Jonah Goldberg explains why Charlie Sheen was the Man of the Year. It seems that 2011 was the year in which those who are losers pretended to be winners.
Speaking of protest, consider the Occupy Wall Street movement. Not since the Hebrews killed themselves at Masada has there been a group that more obviously won by losing. Of course, the Jews at Masada were freedom fighters battling Roman imperialism. The Occupy Wall Streeters think they’re fighting imperialism when they throw a tantrum about having to pay their debts.

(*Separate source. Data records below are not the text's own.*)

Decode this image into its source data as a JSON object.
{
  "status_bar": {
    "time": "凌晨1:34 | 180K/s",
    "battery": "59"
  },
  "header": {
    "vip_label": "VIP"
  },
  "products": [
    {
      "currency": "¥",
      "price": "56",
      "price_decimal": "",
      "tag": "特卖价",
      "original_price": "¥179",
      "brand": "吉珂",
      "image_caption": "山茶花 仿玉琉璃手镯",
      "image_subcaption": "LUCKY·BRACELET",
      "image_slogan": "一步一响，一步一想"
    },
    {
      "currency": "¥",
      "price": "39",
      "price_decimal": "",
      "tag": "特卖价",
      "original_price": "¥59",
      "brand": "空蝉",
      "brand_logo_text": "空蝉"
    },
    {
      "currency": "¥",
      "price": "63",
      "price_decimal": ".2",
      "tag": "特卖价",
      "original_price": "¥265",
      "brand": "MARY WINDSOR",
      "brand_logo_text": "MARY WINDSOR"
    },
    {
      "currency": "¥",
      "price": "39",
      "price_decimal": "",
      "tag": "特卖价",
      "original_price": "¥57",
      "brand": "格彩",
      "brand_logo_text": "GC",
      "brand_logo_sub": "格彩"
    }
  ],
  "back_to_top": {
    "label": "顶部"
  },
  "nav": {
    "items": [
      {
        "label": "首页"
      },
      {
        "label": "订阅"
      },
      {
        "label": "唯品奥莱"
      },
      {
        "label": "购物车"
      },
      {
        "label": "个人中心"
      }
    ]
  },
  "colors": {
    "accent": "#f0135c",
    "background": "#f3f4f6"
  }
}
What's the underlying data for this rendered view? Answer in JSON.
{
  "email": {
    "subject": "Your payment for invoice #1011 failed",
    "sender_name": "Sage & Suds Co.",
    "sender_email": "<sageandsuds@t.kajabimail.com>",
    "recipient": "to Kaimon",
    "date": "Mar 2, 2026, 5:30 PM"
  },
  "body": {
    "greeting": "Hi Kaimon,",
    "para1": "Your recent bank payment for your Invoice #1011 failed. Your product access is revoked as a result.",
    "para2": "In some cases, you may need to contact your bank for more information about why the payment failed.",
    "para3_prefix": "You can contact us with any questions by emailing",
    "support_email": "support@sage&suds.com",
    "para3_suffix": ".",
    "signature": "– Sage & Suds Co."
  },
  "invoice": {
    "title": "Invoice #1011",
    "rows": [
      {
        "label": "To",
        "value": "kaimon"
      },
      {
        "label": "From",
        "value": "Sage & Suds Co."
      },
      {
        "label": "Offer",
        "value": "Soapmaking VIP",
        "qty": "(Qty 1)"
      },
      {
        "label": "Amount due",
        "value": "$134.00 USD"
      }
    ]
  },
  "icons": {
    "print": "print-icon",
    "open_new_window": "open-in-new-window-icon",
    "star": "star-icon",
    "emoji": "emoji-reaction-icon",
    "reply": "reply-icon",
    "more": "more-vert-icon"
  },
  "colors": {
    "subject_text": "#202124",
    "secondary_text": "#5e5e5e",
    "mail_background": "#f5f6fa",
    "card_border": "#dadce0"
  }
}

The Occupy movement’s meager tangible accomplishments (We recycled our own urine!) are inversely correlated with their lavish press coverage. The protesters were named Time magazine’s person of the year. Though in fairness, Time diluted its sycophancy by including the Arab Spring protesters who’ve (so far) ushered in a glorious new era of Islamism in places such as Egypt. Winning!
(Though perhaps not as clear cut a “win” as President Obama’s decision to declare political victory and pull our troops out of Iraq prematurely, so we can lose a war we sacrificed so much to win.)
Peggy Noonan makes several good points today such as that the rise of Newt Gingrich worked out to make Romney a better candidate. And she deplores the trend of people, like Herman Cain or maybe Michele Bachmann and others, who run for the presidency not because they think they have a serious shot at it but who are seeking an increase in their name recognition or getting a cable TV contract or sell a book. Now with the debates and TV appearances becoming the primary tool in running for office, it takes a lot less money to get your name out there. Expect to see more of this.
The Hill reports that, despite GOP efforts to block funding for the enforcement of the ban on regular incandescent light bulbs, experts think that the companies will still obey the law.
Barney Frank is still lying about his role in blocking regulation of Fannie and Freddie.
Here is Politico's top ten list of pundit mistakes this past year.